The Corelatus Blog
E1/T1 and SDH/SONET telecommunications

Daisy-chaining SDH/SONET interfaces

Posted October 27th 2014

SDH/SONET Monitor 3.0 has a daisy-chain feature which lets you retransmit the incoming signal. This is useful in two situations. The first is scaling layer-2 decoding capacity by adding more decoding hardware. The second is monitoring without an optical tap---'intrusive' monitoring.

Ad-hoc daisy-chaining

An earlier post briefly mentioned daisy-chaining. We'll look at the same site: it has three SDH links, S1, S2 and S3. Each link is tapped with an optical splitter. It looks like this:

connecting three STM-1 optical links to four STH sub-modules

Each optical link in the example carries 10 LAPD timeslots per E1, that's fairly typical on Abis links. One STM-1, the one labelled 'S2', is fairly uninteresting because it only carries 300 channels of signalling:

  15 E1s x 2 directions x 10 timeslots = 300 simplex channels

one submodule of an SDH/SONET Monitor 3.0 can decode all of that.

The STM-1 labelled 'S1', however, carries 500 channels of signalling, which is more than the 320 channels one submodule can decode:

  25 E1s x 2 directions x 10 timeslots = 500 simplex channels

The solution is to re-transmit the incoming signal to another submodule. That's what the blue lines in the diagram show. We added a short fiber going from one sub-module to another. That lets us process 320 of the 500 channels on one submodule and 180 on the other.

Symmetric daisy-chaining

I called the daisy-chaining scheme above "ad-hoc", because it fairly arbitrarily copies some directions of some links to another submodule but leaves others alone. There's a second way to do daisy-chaining. Here's an example:

symmetrically daisy-chaining through three submodules

The idea is to feed each direction of a link into a separate submodule, and then copy both directions to a chain of submodules using short fiber cables. In this example, I've shown a chain of three subsubmodules.

Symmetric daisy-chaining lets every sub-module in the chain see all input. You can freely choose which sub-module in a chain processes which signalling channels---e.g. you might want to process the two directions of one signalling link on the same submodule.

The upside of symmetric daisy-chaining is that it's conceptually cleaner: every submodule in a chain sees all of the input.

The downside: symmetric daisy-chaining requires more fibers and in some situations also more hardware.

Intrusive monitoring
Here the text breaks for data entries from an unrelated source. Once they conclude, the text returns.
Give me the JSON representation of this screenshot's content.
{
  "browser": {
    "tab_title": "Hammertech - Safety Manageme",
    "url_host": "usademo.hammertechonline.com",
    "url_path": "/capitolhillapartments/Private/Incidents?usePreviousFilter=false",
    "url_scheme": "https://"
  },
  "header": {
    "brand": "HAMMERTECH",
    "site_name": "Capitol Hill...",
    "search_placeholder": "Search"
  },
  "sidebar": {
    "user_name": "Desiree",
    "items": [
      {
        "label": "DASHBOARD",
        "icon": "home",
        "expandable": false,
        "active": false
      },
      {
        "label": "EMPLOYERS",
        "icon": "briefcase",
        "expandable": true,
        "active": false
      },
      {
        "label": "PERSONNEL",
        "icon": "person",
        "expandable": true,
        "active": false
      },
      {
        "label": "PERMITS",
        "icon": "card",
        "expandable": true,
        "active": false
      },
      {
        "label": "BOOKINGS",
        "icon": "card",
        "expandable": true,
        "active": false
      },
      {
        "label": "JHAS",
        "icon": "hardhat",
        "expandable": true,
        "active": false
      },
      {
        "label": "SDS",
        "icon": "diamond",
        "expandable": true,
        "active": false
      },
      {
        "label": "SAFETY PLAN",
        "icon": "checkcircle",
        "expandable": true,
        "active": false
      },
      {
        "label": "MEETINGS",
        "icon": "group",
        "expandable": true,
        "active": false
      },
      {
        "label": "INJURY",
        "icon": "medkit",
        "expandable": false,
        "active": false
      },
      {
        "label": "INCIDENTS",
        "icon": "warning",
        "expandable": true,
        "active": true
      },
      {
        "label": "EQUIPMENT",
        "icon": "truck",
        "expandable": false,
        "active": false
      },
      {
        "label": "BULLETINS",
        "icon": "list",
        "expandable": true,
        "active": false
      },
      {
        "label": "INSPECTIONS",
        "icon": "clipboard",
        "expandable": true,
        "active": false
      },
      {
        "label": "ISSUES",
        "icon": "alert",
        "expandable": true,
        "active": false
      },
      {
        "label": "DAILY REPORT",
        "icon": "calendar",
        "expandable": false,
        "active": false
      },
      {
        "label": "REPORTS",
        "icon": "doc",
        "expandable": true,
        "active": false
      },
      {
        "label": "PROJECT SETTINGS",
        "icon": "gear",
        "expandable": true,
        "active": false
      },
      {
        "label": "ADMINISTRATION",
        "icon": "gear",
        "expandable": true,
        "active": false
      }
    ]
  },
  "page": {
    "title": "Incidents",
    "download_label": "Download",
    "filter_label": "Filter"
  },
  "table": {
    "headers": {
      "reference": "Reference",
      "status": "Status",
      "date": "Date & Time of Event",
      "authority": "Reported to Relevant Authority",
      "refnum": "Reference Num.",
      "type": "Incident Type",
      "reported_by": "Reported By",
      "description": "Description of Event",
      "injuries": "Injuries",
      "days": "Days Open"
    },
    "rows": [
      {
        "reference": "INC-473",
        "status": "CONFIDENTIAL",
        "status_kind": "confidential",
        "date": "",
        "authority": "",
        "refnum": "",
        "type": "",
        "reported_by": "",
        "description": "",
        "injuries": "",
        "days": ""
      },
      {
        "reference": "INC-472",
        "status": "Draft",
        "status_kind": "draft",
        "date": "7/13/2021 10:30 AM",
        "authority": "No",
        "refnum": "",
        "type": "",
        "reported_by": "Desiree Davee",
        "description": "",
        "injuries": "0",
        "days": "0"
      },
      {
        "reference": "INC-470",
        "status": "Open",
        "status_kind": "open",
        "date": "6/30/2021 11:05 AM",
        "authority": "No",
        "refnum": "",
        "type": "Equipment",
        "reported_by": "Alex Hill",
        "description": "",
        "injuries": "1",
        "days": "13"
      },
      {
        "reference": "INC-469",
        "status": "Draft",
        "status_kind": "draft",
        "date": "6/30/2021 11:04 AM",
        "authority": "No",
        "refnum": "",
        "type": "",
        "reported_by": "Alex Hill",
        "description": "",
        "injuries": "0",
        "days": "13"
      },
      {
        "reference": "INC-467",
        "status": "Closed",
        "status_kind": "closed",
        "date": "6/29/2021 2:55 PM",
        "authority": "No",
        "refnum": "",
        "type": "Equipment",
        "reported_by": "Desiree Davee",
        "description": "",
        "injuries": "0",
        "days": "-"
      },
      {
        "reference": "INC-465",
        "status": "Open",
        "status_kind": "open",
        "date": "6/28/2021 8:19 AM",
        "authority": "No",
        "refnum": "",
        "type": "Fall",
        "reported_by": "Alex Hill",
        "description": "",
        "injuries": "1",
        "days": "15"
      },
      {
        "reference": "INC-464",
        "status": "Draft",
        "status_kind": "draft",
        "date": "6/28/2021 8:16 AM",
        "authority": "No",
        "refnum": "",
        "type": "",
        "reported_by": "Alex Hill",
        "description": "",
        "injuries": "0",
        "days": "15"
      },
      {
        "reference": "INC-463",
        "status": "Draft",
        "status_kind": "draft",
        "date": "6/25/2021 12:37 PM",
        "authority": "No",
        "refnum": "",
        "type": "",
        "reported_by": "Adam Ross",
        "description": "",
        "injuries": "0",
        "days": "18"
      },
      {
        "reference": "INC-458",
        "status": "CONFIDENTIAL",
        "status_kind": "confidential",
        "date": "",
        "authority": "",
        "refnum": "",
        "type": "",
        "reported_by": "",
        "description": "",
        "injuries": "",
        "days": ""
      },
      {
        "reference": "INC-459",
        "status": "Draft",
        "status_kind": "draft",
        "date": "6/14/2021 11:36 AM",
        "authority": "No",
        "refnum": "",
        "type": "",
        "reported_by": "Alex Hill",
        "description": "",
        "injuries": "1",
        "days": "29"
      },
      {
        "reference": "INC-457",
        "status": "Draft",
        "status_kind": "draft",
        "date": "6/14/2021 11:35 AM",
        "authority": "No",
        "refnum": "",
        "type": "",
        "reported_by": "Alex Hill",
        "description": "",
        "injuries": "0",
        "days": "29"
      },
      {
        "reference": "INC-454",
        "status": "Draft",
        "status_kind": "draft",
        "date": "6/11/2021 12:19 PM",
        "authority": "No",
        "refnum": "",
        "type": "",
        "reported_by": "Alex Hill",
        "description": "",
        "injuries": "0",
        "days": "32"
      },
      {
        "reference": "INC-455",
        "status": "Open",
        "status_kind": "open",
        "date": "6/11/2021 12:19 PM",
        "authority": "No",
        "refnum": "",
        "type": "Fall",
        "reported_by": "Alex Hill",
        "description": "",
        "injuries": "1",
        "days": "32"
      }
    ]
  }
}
Normally, Corelatus hardware connects to optical networks via an optical tap. That way, you can be confident that the monitoring equipment won't disturb the live link.

With daisy-chaining, you also have the option of routing a live signal through the SDH/SONET monitor 3.0, i.e. you don't need an optical splitter. That's particularly useful in situations where briefly interrupting a link is acceptable, e.g. during a site survey or while debugging.

N.B.: daisy-chaining stops working when the power is off! That's why we use optical splitters for permanent installations.

How to set up daisy-chaining

Daisy-chaining always works cross-wise, i.e. a signal coming in on P1 (the leftmost SFP) will come out on P2. Daisy-chaining is off by default. Here's how to enable it:

    <enable name='sdh1'>
      <attribute name='daisy_chain' value='true'/>

Here's what the same command looks like from the CLI:

    GTH CLI started. 'help' lists commands
    gth> enable sdh1 daisy_chain true

Permalink | Tags: GTH, telecom-signalling, SDH and SONET